__What you are asked to do__.
Below are records. Return each one exactly as written.

__Available records__.
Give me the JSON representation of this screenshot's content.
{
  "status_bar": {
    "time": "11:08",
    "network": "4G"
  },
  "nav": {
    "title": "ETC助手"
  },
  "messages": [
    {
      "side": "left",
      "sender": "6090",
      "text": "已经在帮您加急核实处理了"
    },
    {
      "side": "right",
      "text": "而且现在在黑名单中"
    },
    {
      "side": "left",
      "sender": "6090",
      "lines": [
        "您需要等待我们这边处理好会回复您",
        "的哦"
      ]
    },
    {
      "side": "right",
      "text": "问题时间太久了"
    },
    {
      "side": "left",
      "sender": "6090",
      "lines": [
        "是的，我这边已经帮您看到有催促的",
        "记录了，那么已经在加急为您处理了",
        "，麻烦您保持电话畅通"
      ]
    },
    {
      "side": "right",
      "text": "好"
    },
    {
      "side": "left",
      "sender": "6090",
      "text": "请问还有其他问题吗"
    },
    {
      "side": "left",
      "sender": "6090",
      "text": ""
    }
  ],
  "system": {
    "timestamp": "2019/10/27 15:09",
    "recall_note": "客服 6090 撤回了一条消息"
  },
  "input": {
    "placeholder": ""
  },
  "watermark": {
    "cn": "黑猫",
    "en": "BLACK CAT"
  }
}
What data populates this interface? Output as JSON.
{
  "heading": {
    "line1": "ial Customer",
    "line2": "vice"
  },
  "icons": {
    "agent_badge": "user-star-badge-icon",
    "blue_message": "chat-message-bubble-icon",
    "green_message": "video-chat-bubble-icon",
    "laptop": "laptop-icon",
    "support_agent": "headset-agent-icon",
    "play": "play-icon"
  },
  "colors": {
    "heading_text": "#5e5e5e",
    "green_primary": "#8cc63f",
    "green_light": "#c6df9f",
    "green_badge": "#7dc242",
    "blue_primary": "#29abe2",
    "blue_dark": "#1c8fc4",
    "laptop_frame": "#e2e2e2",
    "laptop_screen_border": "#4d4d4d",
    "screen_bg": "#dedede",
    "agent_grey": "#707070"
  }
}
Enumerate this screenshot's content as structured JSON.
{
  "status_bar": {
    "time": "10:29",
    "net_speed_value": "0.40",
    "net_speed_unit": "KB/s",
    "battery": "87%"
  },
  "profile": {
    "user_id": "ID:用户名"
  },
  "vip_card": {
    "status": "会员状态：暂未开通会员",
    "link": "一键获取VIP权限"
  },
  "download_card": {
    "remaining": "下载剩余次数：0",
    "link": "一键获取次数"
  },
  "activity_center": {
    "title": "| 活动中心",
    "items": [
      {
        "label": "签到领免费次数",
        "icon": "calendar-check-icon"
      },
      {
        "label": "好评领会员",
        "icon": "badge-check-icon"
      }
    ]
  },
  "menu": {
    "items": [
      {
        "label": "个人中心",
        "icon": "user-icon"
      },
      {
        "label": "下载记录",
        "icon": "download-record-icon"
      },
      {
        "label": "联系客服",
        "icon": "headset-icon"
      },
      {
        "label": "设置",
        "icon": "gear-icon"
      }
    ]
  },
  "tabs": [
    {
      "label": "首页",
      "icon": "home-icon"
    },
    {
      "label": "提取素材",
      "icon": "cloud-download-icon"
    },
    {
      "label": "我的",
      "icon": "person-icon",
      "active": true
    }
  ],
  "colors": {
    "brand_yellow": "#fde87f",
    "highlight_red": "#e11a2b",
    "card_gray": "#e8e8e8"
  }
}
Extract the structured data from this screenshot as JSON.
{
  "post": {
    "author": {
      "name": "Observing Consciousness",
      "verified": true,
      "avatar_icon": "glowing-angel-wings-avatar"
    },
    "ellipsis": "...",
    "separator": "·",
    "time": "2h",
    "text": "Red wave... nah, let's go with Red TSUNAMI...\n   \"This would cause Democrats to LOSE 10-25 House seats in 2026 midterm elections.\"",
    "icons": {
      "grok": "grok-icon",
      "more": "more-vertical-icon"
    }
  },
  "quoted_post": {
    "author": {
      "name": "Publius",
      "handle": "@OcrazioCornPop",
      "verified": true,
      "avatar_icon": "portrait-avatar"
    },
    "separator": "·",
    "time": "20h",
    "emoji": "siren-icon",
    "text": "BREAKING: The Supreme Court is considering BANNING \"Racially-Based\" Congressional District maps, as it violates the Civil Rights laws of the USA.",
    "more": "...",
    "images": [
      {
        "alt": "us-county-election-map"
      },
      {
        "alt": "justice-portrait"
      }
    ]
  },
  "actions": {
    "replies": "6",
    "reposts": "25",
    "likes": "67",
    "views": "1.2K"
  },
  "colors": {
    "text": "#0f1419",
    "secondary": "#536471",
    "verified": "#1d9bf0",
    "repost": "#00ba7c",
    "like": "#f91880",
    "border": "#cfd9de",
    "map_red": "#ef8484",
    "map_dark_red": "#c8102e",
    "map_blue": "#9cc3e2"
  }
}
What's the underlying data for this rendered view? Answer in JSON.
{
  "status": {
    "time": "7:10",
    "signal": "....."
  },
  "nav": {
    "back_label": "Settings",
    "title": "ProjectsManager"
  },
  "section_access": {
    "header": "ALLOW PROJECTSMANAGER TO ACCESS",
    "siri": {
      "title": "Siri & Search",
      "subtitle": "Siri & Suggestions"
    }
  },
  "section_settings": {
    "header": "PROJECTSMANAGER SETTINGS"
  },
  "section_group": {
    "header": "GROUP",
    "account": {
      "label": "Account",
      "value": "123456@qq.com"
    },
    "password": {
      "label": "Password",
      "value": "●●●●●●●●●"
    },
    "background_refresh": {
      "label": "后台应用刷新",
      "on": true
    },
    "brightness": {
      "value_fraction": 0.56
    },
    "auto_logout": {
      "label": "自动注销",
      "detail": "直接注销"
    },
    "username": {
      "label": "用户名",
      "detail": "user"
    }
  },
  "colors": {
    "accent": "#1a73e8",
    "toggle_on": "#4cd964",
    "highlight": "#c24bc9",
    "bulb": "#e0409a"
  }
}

__Answer section__.
Give me the JSON representation of this screenshot's content.
{
  "status_bar": {
    "time": "11:08",
    "network": "4G"
  },
  "nav": {
    "title": "ETC助手"
  },
  "messages": [
    {
      "side": "left",
      "sender": "6090",
      "text": "已经在帮您加急核实处理了"
    },
    {
      "side": "right",
      "text": "而且现在在黑名单中"
    },
    {
      "side": "left",
      "sender": "6090",
      "lines": [
        "您需要等待我们这边处理好会回复您",
        "的哦"
      ]
    },
    {
      "side": "right",
      "text": "问题时间太久了"
    },
    {
      "side": "left",
      "sender": "6090",
      "lines": [
        "是的，我这边已经帮您看到有催促的",
        "记录了，那么已经在加急为您处理了",
        "，麻烦您保持电话畅通"
      ]
    },
    {
      "side": "right",
      "text": "好"
    },
    {
      "side": "left",
      "sender": "6090",
      "text": "请问还有其他问题吗"
    },
    {
      "side": "left",
      "sender": "6090",
      "text": ""
    }
  ],
  "system": {
    "timestamp": "2019/10/27 15:09",
    "recall_note": "客服 6090 撤回了一条消息"
  },
  "input": {
    "placeholder": ""
  },
  "watermark": {
    "cn": "黑猫",
    "en": "BLACK CAT"
  }
}
What data populates this interface? Output as JSON.
{
  "heading": {
    "line1": "ial Customer",
    "line2": "vice"
  },
  "icons": {
    "agent_badge": "user-star-badge-icon",
    "blue_message": "chat-message-bubble-icon",
    "green_message": "video-chat-bubble-icon",
    "laptop": "laptop-icon",
    "support_agent": "headset-agent-icon",
    "play": "play-icon"
  },
  "colors": {
    "heading_text": "#5e5e5e",
    "green_primary": "#8cc63f",
    "green_light": "#c6df9f",
    "green_badge": "#7dc242",
    "blue_primary": "#29abe2",
    "blue_dark": "#1c8fc4",
    "laptop_frame": "#e2e2e2",
    "laptop_screen_border": "#4d4d4d",
    "screen_bg": "#dedede",
    "agent_grey": "#707070"
  }
}
Enumerate this screenshot's content as structured JSON.
{
  "status_bar": {
    "time": "10:29",
    "net_speed_value": "0.40",
    "net_speed_unit": "KB/s",
    "battery": "87%"
  },
  "profile": {
    "user_id": "ID:用户名"
  },
  "vip_card": {
    "status": "会员状态：暂未开通会员",
    "link": "一键获取VIP权限"
  },
  "download_card": {
    "remaining": "下载剩余次数：0",
    "link": "一键获取次数"
  },
  "activity_center": {
    "title": "| 活动中心",
    "items": [
      {
        "label": "签到领免费次数",
        "icon": "calendar-check-icon"
      },
      {
        "label": "好评领会员",
        "icon": "badge-check-icon"
      }
    ]
  },
  "menu": {
    "items": [
      {
        "label": "个人中心",
        "icon": "user-icon"
      },
      {
        "label": "下载记录",
        "icon": "download-record-icon"
      },
      {
        "label": "联系客服",
        "icon": "headset-icon"
      },
      {
        "label": "设置",
        "icon": "gear-icon"
      }
    ]
  },
  "tabs": [
    {
      "label": "首页",
      "icon": "home-icon"
    },
    {
      "label": "提取素材",
      "icon": "cloud-download-icon"
    },
    {
      "label": "我的",
      "icon": "person-icon",
      "active": true
    }
  ],
  "colors": {
    "brand_yellow": "#fde87f",
    "highlight_red": "#e11a2b",
    "card_gray": "#e8e8e8"
  }
}
Extract the structured data from this screenshot as JSON.
{
  "post": {
    "author": {
      "name": "Observing Consciousness",
      "verified": true,
      "avatar_icon": "glowing-angel-wings-avatar"
    },
    "ellipsis": "...",
    "separator": "·",
    "time": "2h",
    "text": "Red wave... nah, let's go with Red TSUNAMI...\n   \"This would cause Democrats to LOSE 10-25 House seats in 2026 midterm elections.\"",
    "icons": {
      "grok": "grok-icon",
      "more": "more-vertical-icon"
    }
  },
  "quoted_post": {
    "author": {
      "name": "Publius",
      "handle": "@OcrazioCornPop",
      "verified": true,
      "avatar_icon": "portrait-avatar"
    },
    "separator": "·",
    "time": "20h",
    "emoji": "siren-icon",
    "text": "BREAKING: The Supreme Court is considering BANNING \"Racially-Based\" Congressional District maps, as it violates the Civil Rights laws of the USA.",
    "more": "...",
    "images": [
      {
        "alt": "us-county-election-map"
      },
      {
        "alt": "justice-portrait"
      }
    ]
  },
  "actions": {
    "replies": "6",
    "reposts": "25",
    "likes": "67",
    "views": "1.2K"
  },
  "colors": {
    "text": "#0f1419",
    "secondary": "#536471",
    "verified": "#1d9bf0",
    "repost": "#00ba7c",
    "like": "#f91880",
    "border": "#cfd9de",
    "map_red": "#ef8484",
    "map_dark_red": "#c8102e",
    "map_blue": "#9cc3e2"
  }
}
What's the underlying data for this rendered view? Answer in JSON.
{
  "status": {
    "time": "7:10",
    "signal": "....."
  },
  "nav": {
    "back_label": "Settings",
    "title": "ProjectsManager"
  },
  "section_access": {
    "header": "ALLOW PROJECTSMANAGER TO ACCESS",
    "siri": {
      "title": "Siri & Search",
      "subtitle": "Siri & Suggestions"
    }
  },
  "section_settings": {
    "header": "PROJECTSMANAGER SETTINGS"
  },
  "section_group": {
    "header": "GROUP",
    "account": {
      "label": "Account",
      "value": "123456@qq.com"
    },
    "password": {
      "label": "Password",
      "value": "●●●●●●●●●"
    },
    "background_refresh": {
      "label": "后台应用刷新",
      "on": true
    },
    "brightness": {
      "value_fraction": 0.56
    },
    "auto_logout": {
      "label": "自动注销",
      "detail": "直接注销"
    },
    "username": {
      "label": "用户名",
      "detail": "user"
    }
  },
  "colors": {
    "accent": "#1a73e8",
    "toggle_on": "#4cd964",
    "highlight": "#c24bc9",
    "bulb": "#e0409a"
  }
}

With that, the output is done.